Sources close to him insisted that other senior leaders in the party have all had their shot at leadership positions within the Delhi unit, but the party has struggled to perform outside of the Lok Sabha polls. “It is time for them to move aside, perhaps into mentorship roles, and let someone young take control,” he said, explaining that Gambhir’s “clean image” will be an asset in challenging Kejriwal.
However, Gambhir’s ambitions are likely to run into stiff opposition. One senior leader said the “tall claims from Gambhir’s office” were “just false”. “Senior party leaders like Amit Shah are busy in Gujarat and Himachal… In fact, during the MCD councillors’ ticket meet, he pushed for 10 tickets for his candidates. Had the party listened to him, it would have seen a great loss in the constituency,” he said.
He added, “In the last polls, the party won 29 seats from East Delhi. BJP has always had a stronghold in Jamuna Paar and Shahdra, thanks to leaders like Harish Singh, Manoj Tiwari, Kuljeet Chahal, OP Sharma and Virendra Sachdeva.”
Another leader said the “BJP will become Congress if Gambhir is given the Delhi leadership”. “He is an elite politician whose face looks good in the media, but on the ground he is not the man. Even during the campaign, he only participated in big roadshows alongside the central ministers but did not even attend public meetings. How will a leader, who was so invested in his cricketing ties during the entire civic polls, handle the entire national capital? The city needs a face who can bring a revolution on the ground, not on social media through a PR team.”
Senior party leaders also said an internal report of the party has shown that MPs who pushed for tickets to their own candidates performed poorly. “Ramesh Bidhuri, Meenakshi Lekhi and even Delhi BJP chief Adesh Gupta gave tickets to their candidates and a majority of them lost. Only those seats where the party suggested candidates, like in East Delhi, did we do well,” said one leader.
Gambhir himself has been critical of the performance of the BJP’s Delhi unit in the past. Before the polls, at The Indian Express Idea Exchange event, he had said: “We need to come out in a better way and tell people what good has been done by the MCD and the seven BJP MPs. Unfortunately, we aren’t able to create that narrative for whatever reason. The MCD elections are not going to be easy and I accept that. We need to go on the ground and tell people what has happened. Otherwise, we won’t be able to reset the narrative.”

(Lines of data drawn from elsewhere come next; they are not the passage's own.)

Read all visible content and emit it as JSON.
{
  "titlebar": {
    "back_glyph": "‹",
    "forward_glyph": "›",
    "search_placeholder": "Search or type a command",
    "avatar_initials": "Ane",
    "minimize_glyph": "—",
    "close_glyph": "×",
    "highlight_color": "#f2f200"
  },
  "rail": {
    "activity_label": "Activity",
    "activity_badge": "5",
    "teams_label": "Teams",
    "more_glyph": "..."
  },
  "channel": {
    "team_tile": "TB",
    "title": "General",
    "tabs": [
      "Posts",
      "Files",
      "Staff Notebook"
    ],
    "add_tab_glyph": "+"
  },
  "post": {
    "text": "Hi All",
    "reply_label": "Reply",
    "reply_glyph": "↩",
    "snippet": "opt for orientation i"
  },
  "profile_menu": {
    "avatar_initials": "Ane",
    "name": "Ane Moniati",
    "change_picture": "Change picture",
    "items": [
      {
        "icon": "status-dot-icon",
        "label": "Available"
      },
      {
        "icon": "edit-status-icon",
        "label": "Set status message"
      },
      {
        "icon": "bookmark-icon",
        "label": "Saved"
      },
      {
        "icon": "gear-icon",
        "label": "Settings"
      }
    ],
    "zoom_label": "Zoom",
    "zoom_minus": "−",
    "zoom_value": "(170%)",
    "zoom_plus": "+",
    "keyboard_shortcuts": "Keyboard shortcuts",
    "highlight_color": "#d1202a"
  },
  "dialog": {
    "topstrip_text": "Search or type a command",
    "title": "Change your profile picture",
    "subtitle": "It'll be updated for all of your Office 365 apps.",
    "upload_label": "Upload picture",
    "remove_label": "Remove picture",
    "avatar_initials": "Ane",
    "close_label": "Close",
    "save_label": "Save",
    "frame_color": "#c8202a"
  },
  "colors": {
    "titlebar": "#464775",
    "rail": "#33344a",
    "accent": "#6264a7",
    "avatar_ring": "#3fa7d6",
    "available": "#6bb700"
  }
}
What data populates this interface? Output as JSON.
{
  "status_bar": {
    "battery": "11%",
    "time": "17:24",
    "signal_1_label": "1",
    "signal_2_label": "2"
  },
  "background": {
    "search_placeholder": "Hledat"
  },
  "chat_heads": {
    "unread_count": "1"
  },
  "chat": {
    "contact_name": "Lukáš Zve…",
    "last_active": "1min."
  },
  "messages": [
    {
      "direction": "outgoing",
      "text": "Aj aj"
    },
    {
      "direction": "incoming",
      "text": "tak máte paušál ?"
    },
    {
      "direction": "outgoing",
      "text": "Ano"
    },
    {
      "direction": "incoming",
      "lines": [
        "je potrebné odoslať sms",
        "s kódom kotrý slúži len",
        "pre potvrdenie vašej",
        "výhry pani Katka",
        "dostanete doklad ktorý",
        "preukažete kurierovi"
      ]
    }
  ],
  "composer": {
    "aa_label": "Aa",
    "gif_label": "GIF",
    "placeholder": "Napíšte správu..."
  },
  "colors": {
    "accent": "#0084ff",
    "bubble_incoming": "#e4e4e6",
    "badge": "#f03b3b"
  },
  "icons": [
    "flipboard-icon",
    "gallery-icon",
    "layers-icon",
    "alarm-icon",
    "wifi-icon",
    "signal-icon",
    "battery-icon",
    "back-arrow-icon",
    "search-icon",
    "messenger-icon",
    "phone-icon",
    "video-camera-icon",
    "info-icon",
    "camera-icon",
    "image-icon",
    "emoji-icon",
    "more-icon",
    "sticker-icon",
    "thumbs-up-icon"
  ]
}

And following Wednesday’s results, he tweeted: “Thanks to all workers of East Delhi. This victory is neither of the MP, nor of any MLA, nor of any corporator. This is victory of your hard work. Our workers are our strength. Kudos to the organisation.”
On the ground, Gambhir has taken a keen interest in three projects in particular — a community kitchen to feed the poor, reducing the height of the Ghazipur landfill, and a public library. Speaking at the Idea Exchange, he had said: “There are some very good moments in my political career… Be it clearing the Ghazipur landfill, the development of the Yamuna Sports Complex or the community kitchens where we serve 3,000 people every day at Re 1, it has all been very satisfying. We opened a library and the kitchens at what used to be a garbage dump. To be honest, we haven’t taken a single permission from anyone. And if tomorrow the existing party in Delhi wants to demolish it, they have the right to do so. If we had to take permission, then we would have just been tangled and not have been able to feed thousands of people or set up the library. People should come and see what we’ve created, especially the library. It is probably the best in India with 10,000 books, is centrally air-conditioned and has computers with Wi-Fi.”